SEARCHING FOR PICTURES of historian Laurel Thatcher Ulrich on Google images left me muttering to myself this morning.
“Some people … just … don’t … get it !
Ulrich is a 1991 Pulitzer Prize winner who made a short statement in a 1976 article about Puritans that found a foothold in popular culture. Her maxim that “well-behaved women seldom make history” leaped from the printed page to posters, T-shirts, coffee mugs, sidewalk graffiti, fortune-cookie messages, and more.
I agree with the statement. It’s similar to what the Ozark Mountain Daredevils said in their 1974 song, “If You Want To Get to Heaven (You Got To Raise a Little Hell).” Sometimes, we have to shake things (and people) up to get things done.
The problem is that Ulrich’s maxim has undergone distressing mutations, as one can see on Google images. For starters, several Pinterest-type postings have attributed the quotation to Marilyn Monroe, which muddles the whole message.
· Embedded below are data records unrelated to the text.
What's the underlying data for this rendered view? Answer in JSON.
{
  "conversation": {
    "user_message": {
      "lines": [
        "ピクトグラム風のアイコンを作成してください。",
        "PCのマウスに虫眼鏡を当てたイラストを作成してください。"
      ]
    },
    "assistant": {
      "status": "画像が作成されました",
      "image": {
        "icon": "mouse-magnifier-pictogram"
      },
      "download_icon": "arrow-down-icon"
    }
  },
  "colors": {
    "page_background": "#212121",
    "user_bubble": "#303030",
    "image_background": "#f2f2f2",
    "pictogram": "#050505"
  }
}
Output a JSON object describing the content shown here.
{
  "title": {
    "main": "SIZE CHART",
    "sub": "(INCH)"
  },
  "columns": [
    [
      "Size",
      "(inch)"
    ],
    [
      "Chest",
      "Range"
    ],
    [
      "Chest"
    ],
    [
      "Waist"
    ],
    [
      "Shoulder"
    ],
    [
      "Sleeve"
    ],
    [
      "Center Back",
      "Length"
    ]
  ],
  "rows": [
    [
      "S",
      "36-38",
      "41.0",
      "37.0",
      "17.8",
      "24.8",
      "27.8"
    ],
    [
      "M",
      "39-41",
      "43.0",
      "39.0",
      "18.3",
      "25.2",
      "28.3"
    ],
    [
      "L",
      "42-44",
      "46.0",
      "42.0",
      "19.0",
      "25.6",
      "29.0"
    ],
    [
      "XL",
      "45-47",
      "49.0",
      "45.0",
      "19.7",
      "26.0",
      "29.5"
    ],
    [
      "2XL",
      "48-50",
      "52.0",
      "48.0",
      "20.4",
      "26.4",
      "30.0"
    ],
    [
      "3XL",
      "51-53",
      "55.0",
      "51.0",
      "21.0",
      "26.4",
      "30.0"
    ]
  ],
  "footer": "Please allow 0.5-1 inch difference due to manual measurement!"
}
In a 2007 book titled Well-Behaved Women, Ulrich wrote about rabble-rousing activists like Harriet Tubman, Susan B. Anthony, and Betty Friedan.
I adore Marilyn Monroe as an actress and pop-cultural icon, but she was no social-movement maverick. Her late-career misbehavior and absenteeism on movie sets had everything to do with mental health issues and nothing to do with broad social statements.
Other postings have attributed the quotation (usually substituting “rarely” for “seldom”) to Eleanor Roosevelt and, at least in one case, Anne Boleyn.
What’s more bothersome is the mangling of the meaning. One picture shows a heavily tattooed, cleavage-baring model juxtaposed with the “Well Behaved Women Rarely Make History” pronouncement. Which says … what? That hot models drenched in ink are making history?
Other postings seem to confuse Ulrich’s quotation for Mae West’s line, “When I’m good, I’m very good, but when I’m bad, I’m better.” In one case, the “well-behaved women” line is slapped on a cartoon of a blonde dressed up as a sex present.
What perplexes me the most is a picture of Audrey Hepburn with the “well-behaved women seldom make history” statement. Is this deliberately ironic? Even the most hardened cynics say Audrey Hepburn was the classiest and most “well-behaved” actress to ever appear in Hollywood. Was this a refutation of the good-women-accomplish-nothing line? Or an admonition that Hepburn, who gave so much time, money, and effort to UNICEF and other causes, didn’t do enough?
All I know is the Pinterest Age is upon us, for good and ill. Pinterest is a website where users can post pictures, statements and quotations, sometimes all together, for others to see. Most of these pins and pictures are fine and some are outstanding, but others make no sense at all.